__Work instructions__. Run through the records and show each line that includes the string "Desktop".

Extracted records
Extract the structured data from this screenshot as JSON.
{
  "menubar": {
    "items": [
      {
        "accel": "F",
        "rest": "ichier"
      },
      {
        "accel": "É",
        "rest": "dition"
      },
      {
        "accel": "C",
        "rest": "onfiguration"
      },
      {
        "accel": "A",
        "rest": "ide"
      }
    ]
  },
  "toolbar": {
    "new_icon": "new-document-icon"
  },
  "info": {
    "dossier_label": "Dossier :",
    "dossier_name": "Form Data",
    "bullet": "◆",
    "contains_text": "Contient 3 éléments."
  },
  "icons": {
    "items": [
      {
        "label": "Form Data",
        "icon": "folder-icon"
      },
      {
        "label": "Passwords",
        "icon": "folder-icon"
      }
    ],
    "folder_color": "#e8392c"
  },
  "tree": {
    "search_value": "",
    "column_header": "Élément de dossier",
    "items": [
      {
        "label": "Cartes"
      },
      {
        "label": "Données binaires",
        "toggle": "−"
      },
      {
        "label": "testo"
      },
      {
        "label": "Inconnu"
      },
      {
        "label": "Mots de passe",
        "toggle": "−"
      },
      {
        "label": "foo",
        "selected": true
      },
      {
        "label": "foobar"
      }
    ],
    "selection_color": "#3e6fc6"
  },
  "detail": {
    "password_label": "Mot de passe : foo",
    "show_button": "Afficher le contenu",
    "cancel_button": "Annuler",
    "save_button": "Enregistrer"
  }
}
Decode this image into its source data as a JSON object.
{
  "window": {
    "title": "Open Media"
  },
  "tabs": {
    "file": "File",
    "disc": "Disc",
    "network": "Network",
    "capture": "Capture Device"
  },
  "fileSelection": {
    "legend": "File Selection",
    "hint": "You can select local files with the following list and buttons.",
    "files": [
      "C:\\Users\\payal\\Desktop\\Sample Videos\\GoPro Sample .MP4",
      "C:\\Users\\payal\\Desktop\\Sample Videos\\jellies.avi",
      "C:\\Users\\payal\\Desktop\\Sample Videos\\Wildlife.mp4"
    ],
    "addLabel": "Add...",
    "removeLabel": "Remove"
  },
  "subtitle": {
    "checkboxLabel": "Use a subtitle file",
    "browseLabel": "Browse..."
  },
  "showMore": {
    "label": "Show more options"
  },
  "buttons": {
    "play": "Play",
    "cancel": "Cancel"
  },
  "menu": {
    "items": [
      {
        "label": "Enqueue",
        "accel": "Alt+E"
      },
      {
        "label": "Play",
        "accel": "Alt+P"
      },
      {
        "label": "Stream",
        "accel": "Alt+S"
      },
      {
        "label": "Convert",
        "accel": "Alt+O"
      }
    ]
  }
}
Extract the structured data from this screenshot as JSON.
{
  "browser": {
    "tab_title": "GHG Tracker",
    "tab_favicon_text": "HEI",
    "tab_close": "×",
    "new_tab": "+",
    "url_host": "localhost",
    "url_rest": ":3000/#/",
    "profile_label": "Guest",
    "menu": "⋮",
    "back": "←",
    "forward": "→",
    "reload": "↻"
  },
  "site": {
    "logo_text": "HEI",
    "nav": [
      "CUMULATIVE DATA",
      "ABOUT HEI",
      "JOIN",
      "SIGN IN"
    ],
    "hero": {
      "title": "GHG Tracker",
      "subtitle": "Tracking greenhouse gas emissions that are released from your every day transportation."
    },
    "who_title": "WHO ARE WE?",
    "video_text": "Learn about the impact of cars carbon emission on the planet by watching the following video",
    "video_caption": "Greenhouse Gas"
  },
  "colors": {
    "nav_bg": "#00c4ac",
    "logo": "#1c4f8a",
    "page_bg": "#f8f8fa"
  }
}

__Response__.
      "C:\\Users\\payal\\Desktop\\Sample Videos\\GoPro Sample .MP4",
      "C:\\Users\\payal\\Desktop\\Sample Videos\\jellies.avi",
      "C:\\Users\\payal\\Desktop\\Sample Videos\\Wildlife.mp4"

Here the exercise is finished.